I was in France at that time. To this day, that has been my effort, the revelation was so strong. Many Heartfulness volunteers have a similar experience and dedication. We want to give time to train others, because it’s the best thing that has happened to us. Actually, for yoga teachers, the spirit of service is part of the fiber of our being. In Heartfulness, the trainers never charge for the practices.
Q: When you say yoga, I only think of asanas. I think meditation comes later in life. So how do asanas, meditation, and all the other parts of yoga fit together?
VN: Heartfulness is known for meditation, but it has always been based on Patanjali’s Ashtanga Yoga philosophy.
What is asana? In Patanjali’s words, it means to be comfortable and stable in your posture so that you can sit for meditation.
Heartfulness starts with meditation, but there is still a need to take care of the body. Being a doctor, I know it’s very important to do something for the body. I used to do all kinds of sports, like anybody raised in the West. I came to yoga later. At the beginning, I didn’t like it much, because it was too slow for me, my mind was too fast; but asanas have definitely helped me. They are good preparation.
Even if you already meditate, asanas are a fantastic way to take care of your health. You can hit the gym, swim, and walk, but if you want to do something that is complete and aligned to your practice of meditation, then yoga is a great way to take care of your body.
The asanas evolved that way. In ancient times, when yogis meditated, they sat for hours. Their muscles, their strength, even their nervous system started withering away, because they were not using them. So they devised a way to take care of the body, too. Asanas support meditation. Start with meditation, then include pranayama, and then use asanas to prolong the condition that you have after meditation.
There’s another element that’s extremely important. In Heartfulness we meditate on the heart, reconnecting us to the heart. Children bring joy because they’re in touch with their hearts so completely and freely. In psychology, we know that children develop ego at the age of three. They start to say “I” when they speak. Before that, they live in the present and bring joy to the whole family.
Unfortunately, when we educate the brain, and the mind takes over, we start remembering and worrying, so we’re no longer in the present. Linking people back to the heart is the most important thing we can do. In Heartfulness, before we do any asanas, we sit on the mat and connect to the heart. Then, throughout the practice, we come back to the heart. Meditation connects us to the heart and nourishes the qualities of the heart.
Asanas are a fantastic way
to take care of your health.
You can hit the gym, swim, and walk,
but if you want to do something
that is complete and aligned
to your practice of meditation,
then yoga is a great way
to take care of your body.

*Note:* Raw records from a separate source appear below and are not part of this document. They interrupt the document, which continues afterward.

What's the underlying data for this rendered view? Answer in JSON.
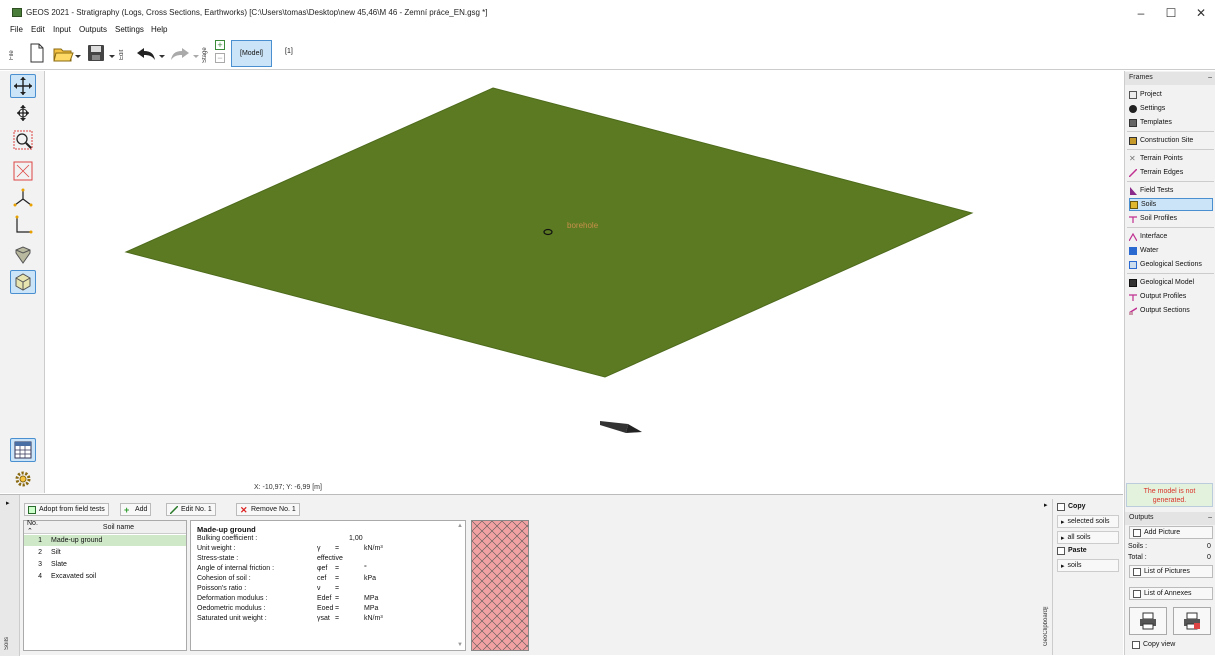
{
  "window": {
    "title": "GEOS 2021 - Stratigraphy (Logs, Cross Sections, Earthworks) [C:\\Users\\tomas\\Desktop\\new 45,46\\M 46 - Zemní práce_EN.gsg *]"
  },
  "menu": [
    "File",
    "Edit",
    "Input",
    "Outputs",
    "Settings",
    "Help"
  ],
  "toolbar": {
    "file_tab": "File",
    "edit_tab": "Edit",
    "stage_tab": "Stage",
    "model_button": "[Model]",
    "stage_number": "[1]"
  },
  "canvas": {
    "label": "borehole",
    "coords": "X: -10,97; Y: -6,99 [m]",
    "terrain_color": "#5c7a22"
  },
  "frames": {
    "header": "Frames",
    "items": [
      {
        "label": "Project",
        "icon": "project-icon"
      },
      {
        "label": "Settings",
        "icon": "settings-icon"
      },
      {
        "label": "Templates",
        "icon": "templates-icon"
      },
      {
        "label": "Construction Site",
        "icon": "construction-site-icon"
      },
      {
        "label": "Terrain Points",
        "icon": "terrain-points-icon"
      },
      {
        "label": "Terrain Edges",
        "icon": "terrain-edges-icon"
      },
      {
        "label": "Field Tests",
        "icon": "field-tests-icon"
      },
      {
        "label": "Soils",
        "icon": "soils-icon"
      },
      {
        "label": "Soil Profiles",
        "icon": "soil-profiles-icon"
      },
      {
        "label": "Interface",
        "icon": "interface-icon"
      },
      {
        "label": "Water",
        "icon": "water-icon"
      },
      {
        "label": "Geological Sections",
        "icon": "geological-sections-icon"
      },
      {
        "label": "Geological Model",
        "icon": "geological-model-icon"
      },
      {
        "label": "Output Profiles",
        "icon": "output-profiles-icon"
      },
      {
        "label": "Output Sections",
        "icon": "output-sections-icon"
      }
    ]
  },
  "status_message": "The model is not generated.",
  "outputs": {
    "header": "Outputs",
    "add_picture": "Add Picture",
    "soils_label": "Soils :",
    "soils_value": "0",
    "total_label": "Total :",
    "total_value": "0",
    "list_pictures": "List of Pictures",
    "list_annexes": "List of Annexes",
    "copy_view": "Copy view"
  },
  "soils_panel": {
    "side_tab": "Soils",
    "buttons": {
      "adopt": "Adopt from field tests",
      "add": "Add",
      "edit": "Edit No. 1",
      "remove": "Remove No. 1"
    },
    "columns": {
      "no": "No.",
      "name": "Soil name"
    },
    "rows": [
      {
        "no": "1",
        "name": "Made-up ground"
      },
      {
        "no": "2",
        "name": "Silt"
      },
      {
        "no": "3",
        "name": "Slate"
      },
      {
        "no": "4",
        "name": "Excavated soil"
      }
    ],
    "selected": 0
  },
  "properties": {
    "title": "Made-up ground",
    "rows": [
      {
        "label": "Bulking coefficient :",
        "symbol": "",
        "eq": "",
        "value": "1,00",
        "unit": ""
      },
      {
        "label": "Unit weight :",
        "symbol": "γ",
        "eq": "=",
        "value": "",
        "unit": "kN/m³"
      },
      {
        "label": "Stress-state :",
        "symbol": "",
        "eq": "",
        "value": "effective",
        "unit": ""
      },
      {
        "label": "Angle of internal friction :",
        "symbol": "φef",
        "eq": "=",
        "value": "",
        "unit": "°"
      },
      {
        "label": "Cohesion of soil :",
        "symbol": "cef",
        "eq": "=",
        "value": "",
        "unit": "kPa"
      },
      {
        "label": "Poisson's ratio :",
        "symbol": "ν",
        "eq": "=",
        "value": "",
        "unit": ""
      },
      {
        "label": "Deformation modulus :",
        "symbol": "Edef",
        "eq": "=",
        "value": "",
        "unit": "MPa"
      },
      {
        "label": "Oedometric modulus :",
        "symbol": "Eoed",
        "eq": "=",
        "value": "",
        "unit": "MPa"
      },
      {
        "label": "Saturated unit weight :",
        "symbol": "γsat",
        "eq": "=",
        "value": "",
        "unit": "kN/m³"
      }
    ]
  },
  "clipboard": {
    "copy": "Copy",
    "selected_soils": "selected soils",
    "all_soils": "all soils",
    "paste": "Paste",
    "soils": "soils",
    "side_tab": "GeoClipboard™"
  }
}
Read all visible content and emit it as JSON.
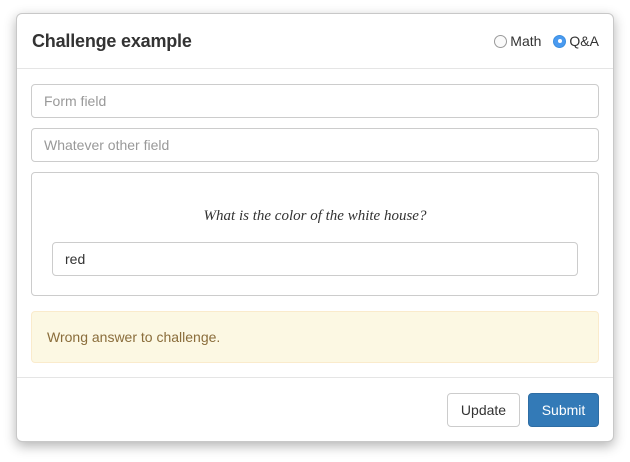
{
  "modal": {
    "title": "Challenge example",
    "challenge_types": [
      {
        "label": "Math",
        "checked": false
      },
      {
        "label": "Q&A",
        "checked": true
      }
    ]
  },
  "form": {
    "field1_placeholder": "Form field",
    "field2_placeholder": "Whatever other field",
    "challenge": {
      "question": "What is the color of the white house?",
      "answer_value": "red"
    },
    "alert_text": "Wrong answer to challenge."
  },
  "footer": {
    "update_label": "Update",
    "submit_label": "Submit"
  },
  "colors": {
    "primary": "#337ab7",
    "warning_bg": "#fcf8e3",
    "warning_text": "#8a6d3b",
    "radio_checked": "#4a9af0"
  }
}
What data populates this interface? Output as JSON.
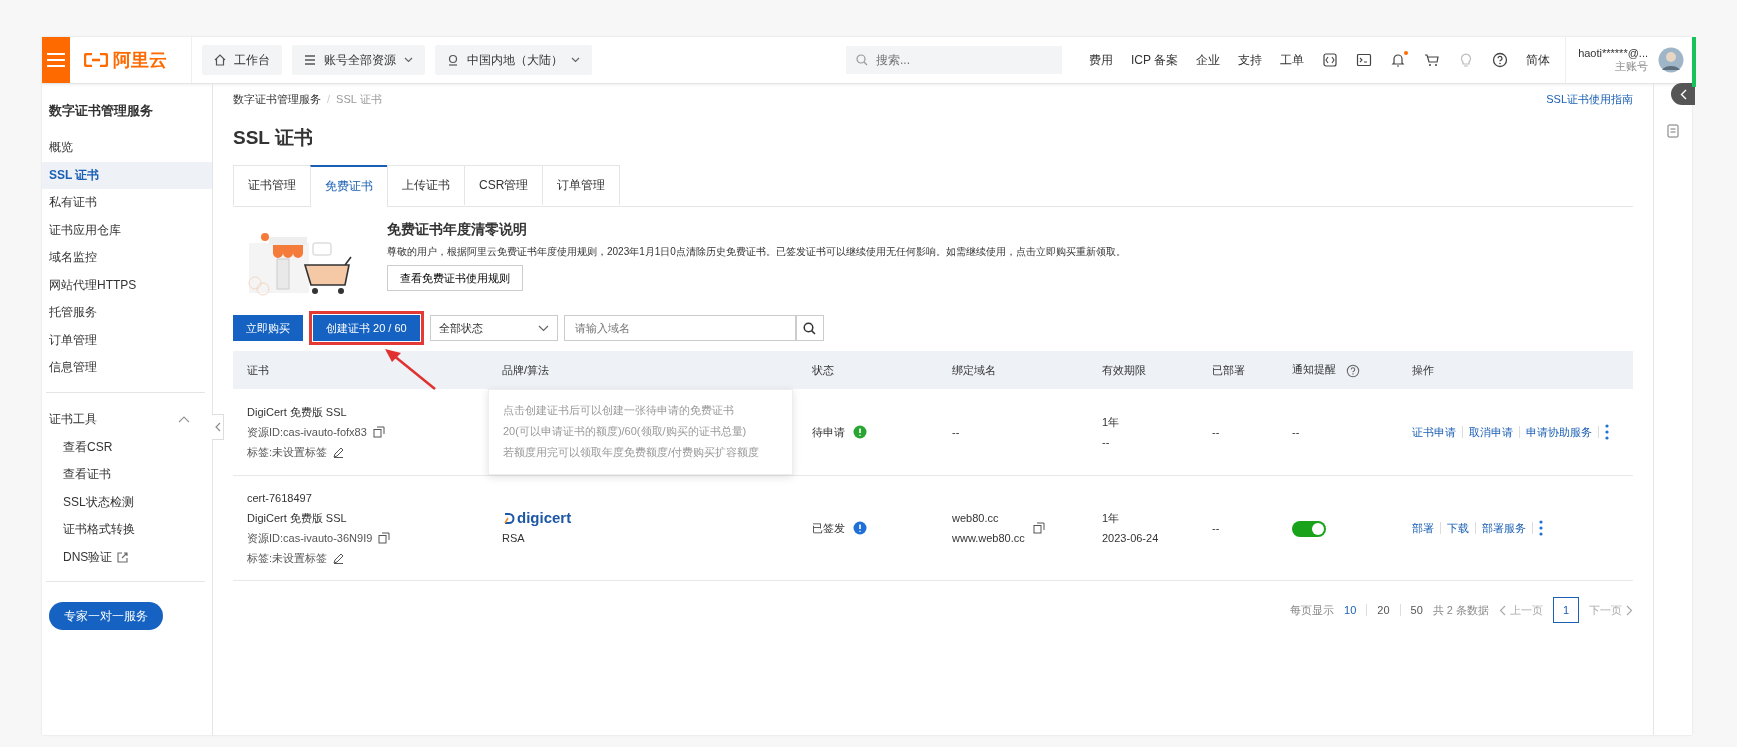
{
  "topbar": {
    "brand": "阿里云",
    "nav": [
      {
        "label": "工作台",
        "dropdown": false
      },
      {
        "label": "账号全部资源",
        "dropdown": true
      },
      {
        "label": "中国内地（大陆）",
        "dropdown": true
      }
    ],
    "search": {
      "placeholder": "搜索..."
    },
    "links": [
      "费用",
      "ICP 备案",
      "企业",
      "支持",
      "工单"
    ],
    "bell_dot": true,
    "language": "简体",
    "user": {
      "name": "haoti******@...",
      "role": "主账号"
    }
  },
  "sidebar": {
    "title": "数字证书管理服务",
    "items": [
      {
        "label": "概览",
        "selected": false
      },
      {
        "label": "SSL 证书",
        "selected": true
      },
      {
        "label": "私有证书",
        "selected": false
      },
      {
        "label": "证书应用仓库",
        "selected": false
      },
      {
        "label": "域名监控",
        "selected": false
      },
      {
        "label": "网站代理HTTPS",
        "selected": false
      },
      {
        "label": "托管服务",
        "selected": false
      },
      {
        "label": "订单管理",
        "selected": false
      },
      {
        "label": "信息管理",
        "selected": false
      }
    ],
    "tools": {
      "title": "证书工具",
      "expanded": true,
      "items": [
        {
          "label": "查看CSR",
          "external": false
        },
        {
          "label": "查看证书",
          "external": false
        },
        {
          "label": "SSL状态检测",
          "external": false
        },
        {
          "label": "证书格式转换",
          "external": false
        },
        {
          "label": "DNS验证",
          "external": true
        }
      ]
    },
    "cta": "专家一对一服务"
  },
  "main": {
    "breadcrumb": [
      "数字证书管理服务",
      "SSL 证书"
    ],
    "breadcrumb_separator": "/",
    "guide_link": "SSL证书使用指南",
    "title": "SSL 证书",
    "tabs": [
      {
        "label": "证书管理",
        "selected": false
      },
      {
        "label": "免费证书",
        "selected": true
      },
      {
        "label": "上传证书",
        "selected": false
      },
      {
        "label": "CSR管理",
        "selected": false
      },
      {
        "label": "订单管理",
        "selected": false
      }
    ],
    "notice": {
      "title": "免费证书年度清零说明",
      "text": "尊敬的用户，根据阿里云免费证书年度使用规则，2023年1月1日0点清除历史免费证书。已签发证书可以继续使用无任何影响。如需继续使用，点击立即购买重新领取。",
      "button": "查看免费证书使用规则"
    },
    "toolbar": {
      "buy": "立即购买",
      "create": "创建证书 20 / 60",
      "status_filter": "全部状态",
      "search": {
        "placeholder": "请输入域名"
      }
    },
    "tooltip": [
      "点击创建证书后可以创建一张待申请的免费证书",
      "20(可以申请证书的额度)/60(领取/购买的证书总量)",
      "若额度用完可以领取年度免费额度/付费购买扩容额度"
    ],
    "table": {
      "columns": [
        "证书",
        "品牌/算法",
        "状态",
        "绑定域名",
        "有效期限",
        "已部署",
        "通知提醒",
        "操作"
      ],
      "rows": [
        {
          "product": "DigiCert 免费版 SSL",
          "resource_id": "资源ID:cas-ivauto-fofx83",
          "tag": "标签:未设置标签",
          "status": {
            "label": "待申请",
            "kind": "pending"
          },
          "domains": [
            "--"
          ],
          "domain_copy": false,
          "validity": [
            "1年",
            "--"
          ],
          "deployed": "--",
          "notify": {
            "kind": "text",
            "text": "--"
          },
          "actions": [
            "证书申请",
            "取消申请",
            "申请协助服务"
          ]
        },
        {
          "cert_id": "cert-7618497",
          "product": "DigiCert 免费版 SSL",
          "resource_id": "资源ID:cas-ivauto-36N9I9",
          "tag": "标签:未设置标签",
          "brand": {
            "logo": "digicert",
            "algorithm": "RSA"
          },
          "status": {
            "label": "已签发",
            "kind": "issued"
          },
          "domains": [
            "web80.cc",
            "www.web80.cc"
          ],
          "domain_copy": true,
          "validity": [
            "1年",
            "2023-06-24"
          ],
          "deployed": "--",
          "notify": {
            "kind": "switch",
            "on": true
          },
          "actions": [
            "部署",
            "下载",
            "部署服务"
          ]
        }
      ]
    },
    "pagination": {
      "label": "每页显示",
      "sizes": [
        {
          "label": "10",
          "selected": true
        },
        {
          "label": "20",
          "selected": false
        },
        {
          "label": "50",
          "selected": false
        }
      ],
      "total": "共 2 条数据",
      "prev": "上一页",
      "pages": [
        {
          "label": "1",
          "selected": true
        }
      ],
      "next": "下一页"
    }
  }
}
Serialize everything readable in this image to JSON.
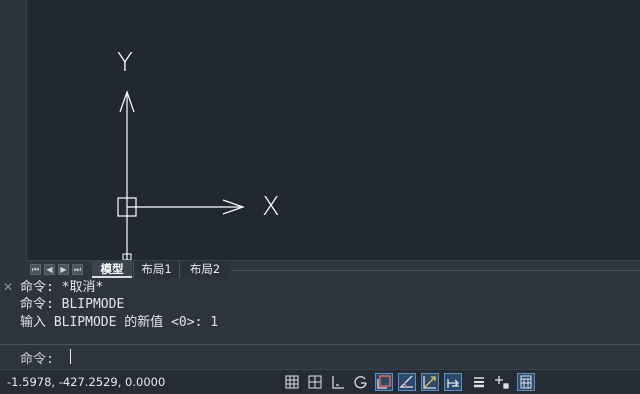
{
  "canvas": {
    "axis_x_label": "X",
    "axis_y_label": "Y"
  },
  "tabs": {
    "nav_first": "⏮",
    "nav_prev": "◀",
    "nav_next": "▶",
    "nav_last": "⏭",
    "items": [
      {
        "label": "模型",
        "active": true
      },
      {
        "label": "布局1",
        "active": false
      },
      {
        "label": "布局2",
        "active": false
      }
    ]
  },
  "command_window": {
    "close_glyph": "✕",
    "history": [
      "命令: *取消*",
      "命令: BLIPMODE",
      "输入 BLIPMODE 的新值 <0>: 1"
    ],
    "prompt": "命令:",
    "input_value": ""
  },
  "status_bar": {
    "coordinates": "-1.5978, -427.2529, 0.0000",
    "toggles": [
      {
        "name": "model-grid-icon",
        "on": false
      },
      {
        "name": "snap-grid-icon",
        "on": false
      },
      {
        "name": "infer-constraints-icon",
        "on": false
      },
      {
        "name": "polar-tracking-icon",
        "on": false
      },
      {
        "name": "object-snap-icon",
        "on": true
      },
      {
        "name": "isometric-drafting-icon",
        "on": true
      },
      {
        "name": "dynamic-ucs-icon",
        "on": true
      },
      {
        "name": "dynamic-input-icon",
        "on": true
      },
      {
        "name": "lineweight-icon",
        "on": false
      },
      {
        "name": "selection-cycling-icon",
        "on": false
      },
      {
        "name": "workspace-icon",
        "on": true
      }
    ]
  },
  "colors": {
    "canvas_bg": "#212830",
    "panel_bg": "#2d343c",
    "accent": "#5b8fc7"
  }
}
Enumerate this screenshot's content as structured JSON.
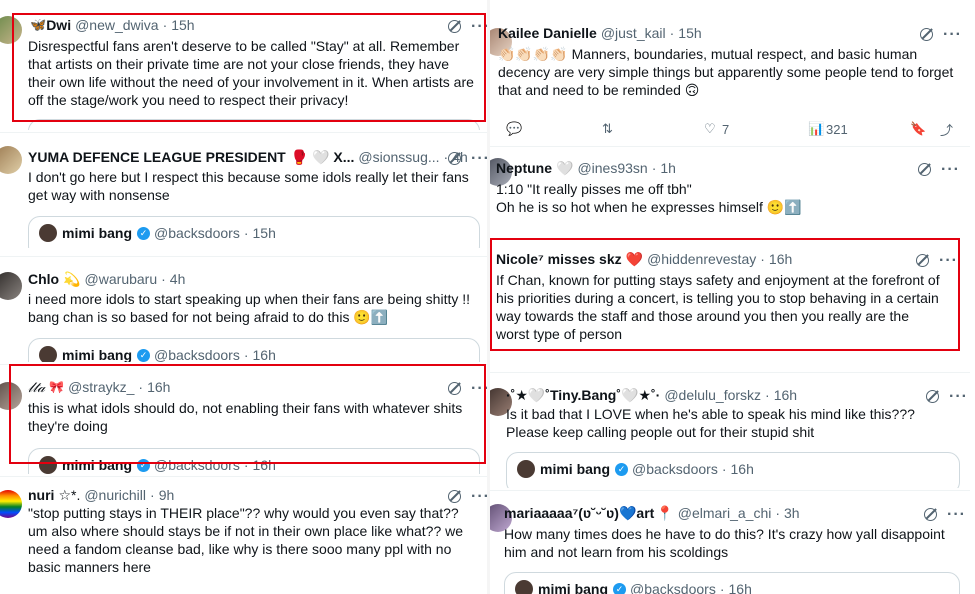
{
  "left": [
    {
      "display_name": "Dwi",
      "prefix_emoji": "🦋",
      "handle": "@new_dwiva",
      "time": "15h",
      "body": "Disrespectful fans aren't deserve to be called \"Stay\" at all. Remember that artists on their private time are not your close friends, they have their own life without the need of your involvement in it. When artists are off the stage/work you need to respect their privacy!",
      "quote": null
    },
    {
      "display_name": "YUMA DEFENCE LEAGUE PRESIDENT",
      "suffix_emoji": "🥊 🤍 X...",
      "handle": "@sionssug...",
      "time": "4h",
      "body": "I don't go here but I respect this because some idols really let their fans get way with nonsense",
      "quote": {
        "name": "mimi bang",
        "handle": "@backsdoors",
        "time": "15h"
      }
    },
    {
      "display_name": "Chlo",
      "suffix_emoji": "💫",
      "handle": "@warubaru",
      "time": "4h",
      "body": "i need more idols to start speaking up when their fans are being shitty !! bang chan is so based for not being afraid to do this 🙂⬆️",
      "quote": {
        "name": "mimi bang",
        "handle": "@backsdoors",
        "time": "16h"
      }
    },
    {
      "display_name": "𝓁𝓉𝒶",
      "suffix_emoji": "🎀",
      "handle": "@straykz_",
      "time": "16h",
      "body": "this is what idols should do, not enabling their fans with whatever shits they're doing",
      "quote": {
        "name": "mimi bang",
        "handle": "@backsdoors",
        "time": "16h"
      }
    },
    {
      "display_name": "nuri",
      "suffix_emoji": "☆*.",
      "handle": "@nurichill",
      "time": "9h",
      "body": "\"stop putting stays in THEIR place\"?? why would you even say that?? um also where should stays be if not in their own place like what?? we need a fandom cleanse bad, like why is there sooo many ppl with no basic manners here",
      "quote": null
    }
  ],
  "right": [
    {
      "display_name": "Kailee Danielle",
      "handle": "@just_kail",
      "time": "15h",
      "body": "👏🏻👏🏻👏🏻👏🏻 Manners, boundaries, mutual respect, and basic human decency are very simple things but apparently some people tend to forget that and need to be reminded 🙃",
      "actions": {
        "likes": "7",
        "views": "321"
      }
    },
    {
      "display_name": "Neptune",
      "suffix_emoji": "🤍",
      "handle": "@ines93sn",
      "time": "1h",
      "body": "1:10 \"It really pisses me off tbh\"\nOh he is so hot when he expresses himself 🙂⬆️",
      "quote": null
    },
    {
      "display_name": "Nicole⁷ misses skz",
      "suffix_emoji": "❤️",
      "handle": "@hiddenrevestay",
      "time": "16h",
      "body": "If Chan, known for putting stays safety and enjoyment at the forefront of his priorities during a concert, is telling you to stop behaving in a certain way towards the staff and those around you then you really are the worst type of person",
      "quote": null
    },
    {
      "display_name": "·˚★🤍˚Tiny.Bang˚🤍★˚·",
      "handle": "@delulu_forskz",
      "time": "16h",
      "body": "Is it bad that I LOVE when he's able to speak his mind like this??? Please keep calling people out for their stupid shit",
      "quote": {
        "name": "mimi bang",
        "handle": "@backsdoors",
        "time": "16h"
      }
    },
    {
      "display_name": "mariaaaaa⁷(ʋ˘ᵕ˘ʋ)💙art",
      "suffix_emoji": "📍",
      "handle": "@elmari_a_chi",
      "time": "3h",
      "body": "How many times does he have to do this? It's crazy how yall disappoint him and not learn from his scoldings",
      "quote": {
        "name": "mimi bang",
        "handle": "@backsdoors",
        "time": "16h"
      }
    }
  ],
  "icons": {
    "grok": "grok-icon",
    "more": "more-icon",
    "verified": "verified-badge-icon"
  },
  "more_glyph": "···",
  "highlight_color": "#e3000f"
}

From the perspective of the chakras, the heart chakra is the middle one; it’s connected to all the other chakras. So we start with the heart chakra, nourish it, and clean it. Asanas and pranayama are also all about cleaning and preparing. We prepare the mind to be still. So, in Heartfulness, we start from inside with meditation, developing the qualities of the heart, and from outside we also shape the body.
To be continued.
Véronique is a French pediatrician, meditation trainer, and Yoga instructor. She was a coordinator of the International Heartfulness Training Programs and a co-founder of the Heartfulness program for cancer patients. She is currently the Director of the Heartfulness Yoga Academy.